--- Task requirements ---
What lines below mention the word "subtitle"? Copy each one.

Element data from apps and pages
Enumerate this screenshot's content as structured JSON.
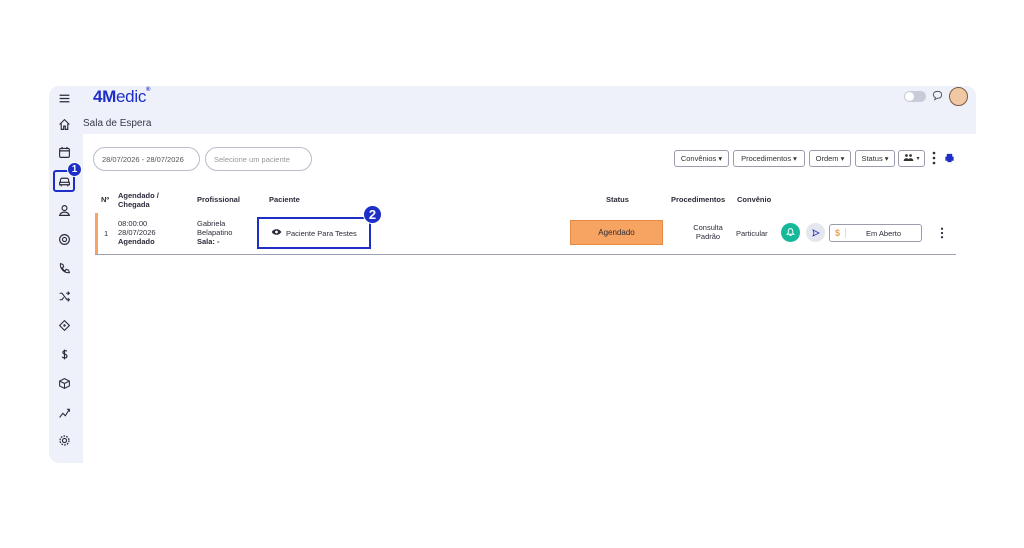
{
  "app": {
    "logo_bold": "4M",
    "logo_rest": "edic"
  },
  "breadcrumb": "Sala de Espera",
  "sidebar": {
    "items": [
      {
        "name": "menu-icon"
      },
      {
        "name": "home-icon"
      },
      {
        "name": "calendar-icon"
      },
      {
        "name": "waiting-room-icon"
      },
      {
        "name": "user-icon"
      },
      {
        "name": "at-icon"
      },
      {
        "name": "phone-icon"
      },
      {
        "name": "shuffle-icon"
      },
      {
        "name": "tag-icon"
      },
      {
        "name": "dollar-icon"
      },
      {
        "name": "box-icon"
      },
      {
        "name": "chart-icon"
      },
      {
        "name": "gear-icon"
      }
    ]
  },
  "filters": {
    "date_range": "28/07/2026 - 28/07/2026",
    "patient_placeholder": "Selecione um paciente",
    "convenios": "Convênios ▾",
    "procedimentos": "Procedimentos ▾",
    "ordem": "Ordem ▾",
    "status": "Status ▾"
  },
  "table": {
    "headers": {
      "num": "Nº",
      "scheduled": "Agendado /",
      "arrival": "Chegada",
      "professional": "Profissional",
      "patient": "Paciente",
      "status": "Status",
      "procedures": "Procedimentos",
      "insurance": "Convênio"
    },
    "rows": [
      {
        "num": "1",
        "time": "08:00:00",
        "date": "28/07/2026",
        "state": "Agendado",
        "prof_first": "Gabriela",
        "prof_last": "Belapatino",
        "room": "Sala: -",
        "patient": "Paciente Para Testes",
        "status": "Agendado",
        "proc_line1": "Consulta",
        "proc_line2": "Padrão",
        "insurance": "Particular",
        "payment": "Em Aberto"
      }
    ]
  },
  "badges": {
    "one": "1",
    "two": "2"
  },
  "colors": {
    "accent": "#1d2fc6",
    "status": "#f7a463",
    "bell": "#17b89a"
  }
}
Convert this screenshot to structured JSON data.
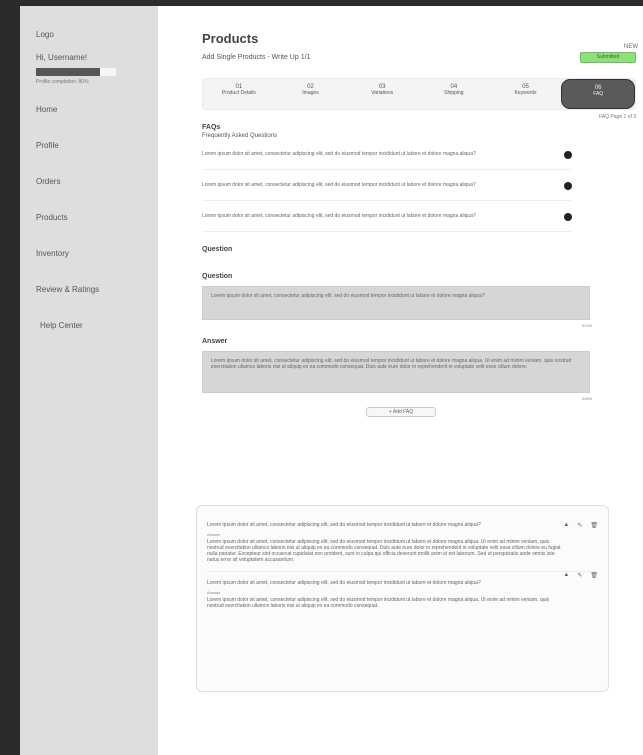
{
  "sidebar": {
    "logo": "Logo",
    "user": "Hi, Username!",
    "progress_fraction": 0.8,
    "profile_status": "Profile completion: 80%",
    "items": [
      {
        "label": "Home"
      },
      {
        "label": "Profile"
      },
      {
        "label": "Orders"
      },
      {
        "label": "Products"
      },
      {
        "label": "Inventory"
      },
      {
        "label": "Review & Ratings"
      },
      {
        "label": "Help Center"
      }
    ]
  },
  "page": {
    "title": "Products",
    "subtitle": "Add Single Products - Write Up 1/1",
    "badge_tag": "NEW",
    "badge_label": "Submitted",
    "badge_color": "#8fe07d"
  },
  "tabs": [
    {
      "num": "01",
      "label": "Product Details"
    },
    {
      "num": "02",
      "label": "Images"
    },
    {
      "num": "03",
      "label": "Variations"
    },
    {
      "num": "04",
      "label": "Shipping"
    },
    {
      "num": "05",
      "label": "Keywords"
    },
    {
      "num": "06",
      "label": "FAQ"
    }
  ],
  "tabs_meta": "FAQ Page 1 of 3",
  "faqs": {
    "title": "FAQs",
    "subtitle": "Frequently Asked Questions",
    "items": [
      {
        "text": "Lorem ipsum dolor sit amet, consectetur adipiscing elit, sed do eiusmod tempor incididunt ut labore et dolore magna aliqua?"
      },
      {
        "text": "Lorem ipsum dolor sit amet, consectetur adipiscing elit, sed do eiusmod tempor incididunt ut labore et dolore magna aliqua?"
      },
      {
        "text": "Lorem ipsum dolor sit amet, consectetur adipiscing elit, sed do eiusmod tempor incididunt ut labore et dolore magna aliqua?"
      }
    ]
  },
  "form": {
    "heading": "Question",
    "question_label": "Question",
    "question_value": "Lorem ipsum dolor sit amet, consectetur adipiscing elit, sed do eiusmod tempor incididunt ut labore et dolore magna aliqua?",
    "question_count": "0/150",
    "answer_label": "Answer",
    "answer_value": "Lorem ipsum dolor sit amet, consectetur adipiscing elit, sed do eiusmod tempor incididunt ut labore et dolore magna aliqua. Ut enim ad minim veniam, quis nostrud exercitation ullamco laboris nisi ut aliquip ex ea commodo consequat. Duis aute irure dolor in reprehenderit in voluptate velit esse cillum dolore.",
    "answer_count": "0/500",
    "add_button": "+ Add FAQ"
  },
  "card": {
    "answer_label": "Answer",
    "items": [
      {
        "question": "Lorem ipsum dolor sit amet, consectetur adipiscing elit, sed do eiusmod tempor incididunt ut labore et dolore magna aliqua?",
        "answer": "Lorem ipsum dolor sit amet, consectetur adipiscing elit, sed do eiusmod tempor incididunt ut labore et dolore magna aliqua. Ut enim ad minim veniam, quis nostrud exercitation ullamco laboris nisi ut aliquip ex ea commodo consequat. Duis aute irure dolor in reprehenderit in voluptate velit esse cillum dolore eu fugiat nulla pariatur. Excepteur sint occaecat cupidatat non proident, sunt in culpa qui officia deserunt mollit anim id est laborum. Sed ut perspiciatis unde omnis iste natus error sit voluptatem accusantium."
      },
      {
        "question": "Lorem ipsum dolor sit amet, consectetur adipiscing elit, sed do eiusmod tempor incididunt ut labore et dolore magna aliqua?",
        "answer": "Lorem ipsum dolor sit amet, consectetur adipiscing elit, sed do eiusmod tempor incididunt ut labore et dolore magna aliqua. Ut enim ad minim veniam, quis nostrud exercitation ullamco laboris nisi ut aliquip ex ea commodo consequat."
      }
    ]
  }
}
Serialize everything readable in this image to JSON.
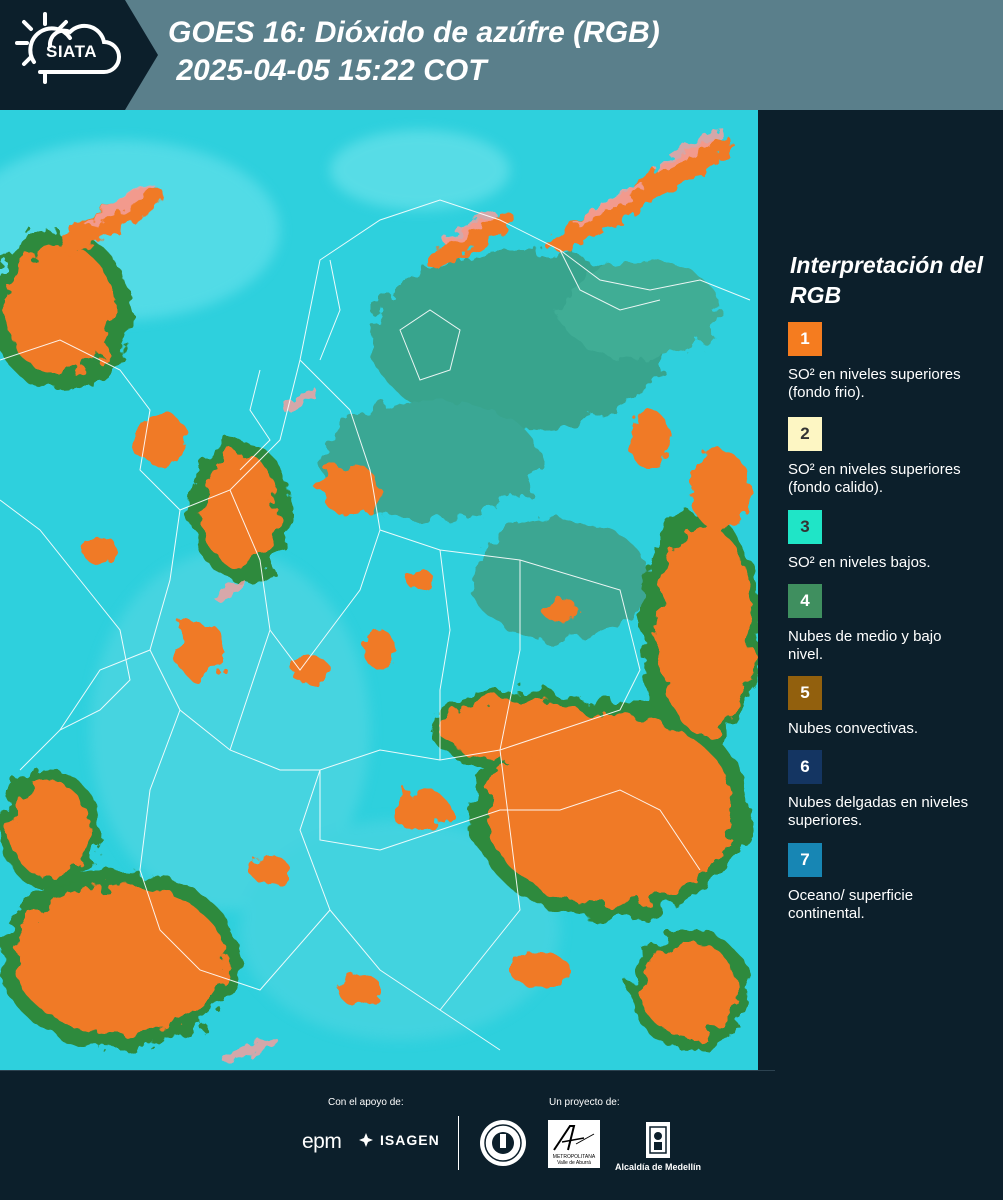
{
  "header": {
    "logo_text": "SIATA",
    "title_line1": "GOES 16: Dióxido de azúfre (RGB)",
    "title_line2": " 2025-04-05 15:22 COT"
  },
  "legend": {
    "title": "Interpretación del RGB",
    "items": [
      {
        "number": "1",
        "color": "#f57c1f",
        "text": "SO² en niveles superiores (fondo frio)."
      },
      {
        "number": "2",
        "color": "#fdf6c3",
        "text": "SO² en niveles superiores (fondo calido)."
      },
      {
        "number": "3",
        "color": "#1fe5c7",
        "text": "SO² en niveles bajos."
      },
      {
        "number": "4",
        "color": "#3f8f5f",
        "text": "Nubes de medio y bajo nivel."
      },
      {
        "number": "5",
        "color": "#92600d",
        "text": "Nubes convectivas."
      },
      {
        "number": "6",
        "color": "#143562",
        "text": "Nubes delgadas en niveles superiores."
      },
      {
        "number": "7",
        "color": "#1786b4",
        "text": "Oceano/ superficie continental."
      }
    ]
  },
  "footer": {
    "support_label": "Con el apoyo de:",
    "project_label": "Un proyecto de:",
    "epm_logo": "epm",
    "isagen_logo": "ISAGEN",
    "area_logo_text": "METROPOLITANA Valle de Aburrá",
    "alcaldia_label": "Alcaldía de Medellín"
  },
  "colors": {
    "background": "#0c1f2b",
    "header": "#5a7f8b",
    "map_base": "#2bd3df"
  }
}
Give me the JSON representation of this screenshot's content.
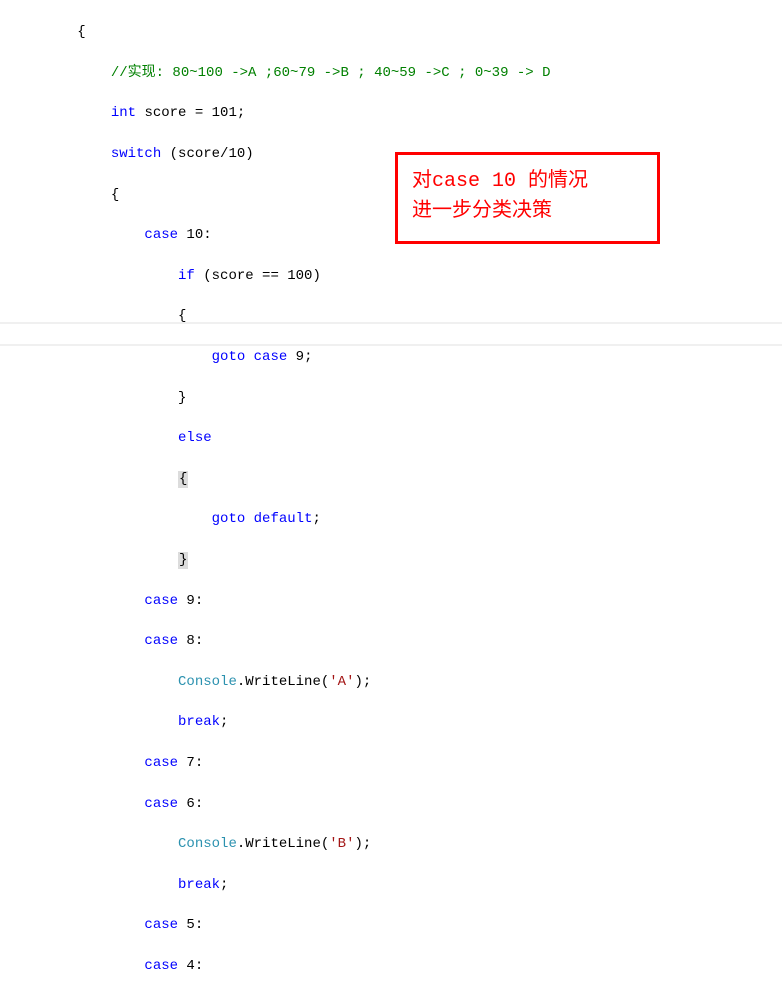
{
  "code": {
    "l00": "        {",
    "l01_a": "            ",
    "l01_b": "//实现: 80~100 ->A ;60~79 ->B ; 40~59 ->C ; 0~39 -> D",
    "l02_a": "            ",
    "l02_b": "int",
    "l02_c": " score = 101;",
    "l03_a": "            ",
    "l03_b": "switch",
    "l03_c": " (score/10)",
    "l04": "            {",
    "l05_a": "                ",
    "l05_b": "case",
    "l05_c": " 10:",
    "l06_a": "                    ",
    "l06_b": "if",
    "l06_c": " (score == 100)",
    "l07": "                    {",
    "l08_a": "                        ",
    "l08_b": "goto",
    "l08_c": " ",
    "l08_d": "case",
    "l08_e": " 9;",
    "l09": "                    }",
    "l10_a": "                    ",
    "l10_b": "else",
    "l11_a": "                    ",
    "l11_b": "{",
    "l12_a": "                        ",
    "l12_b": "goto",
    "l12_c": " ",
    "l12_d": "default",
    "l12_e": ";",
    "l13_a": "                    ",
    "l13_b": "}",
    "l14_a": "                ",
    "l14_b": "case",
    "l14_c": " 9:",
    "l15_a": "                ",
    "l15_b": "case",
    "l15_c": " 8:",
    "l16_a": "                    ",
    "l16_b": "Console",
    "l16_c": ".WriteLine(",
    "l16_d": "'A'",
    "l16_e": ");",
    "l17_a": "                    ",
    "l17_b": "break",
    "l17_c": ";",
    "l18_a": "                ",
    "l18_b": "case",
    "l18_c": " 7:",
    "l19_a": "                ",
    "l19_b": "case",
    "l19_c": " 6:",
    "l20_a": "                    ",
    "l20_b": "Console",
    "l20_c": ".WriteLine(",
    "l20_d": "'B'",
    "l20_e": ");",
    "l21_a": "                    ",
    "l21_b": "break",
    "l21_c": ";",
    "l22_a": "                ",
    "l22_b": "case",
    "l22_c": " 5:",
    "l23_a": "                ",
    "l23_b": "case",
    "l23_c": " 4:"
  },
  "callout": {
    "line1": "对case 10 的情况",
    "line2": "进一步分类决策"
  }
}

--- Response to this task ---
    "subtitle": "Add Single Products - Write Up 1/1",
    "subtitle": "Frequently Asked Questions",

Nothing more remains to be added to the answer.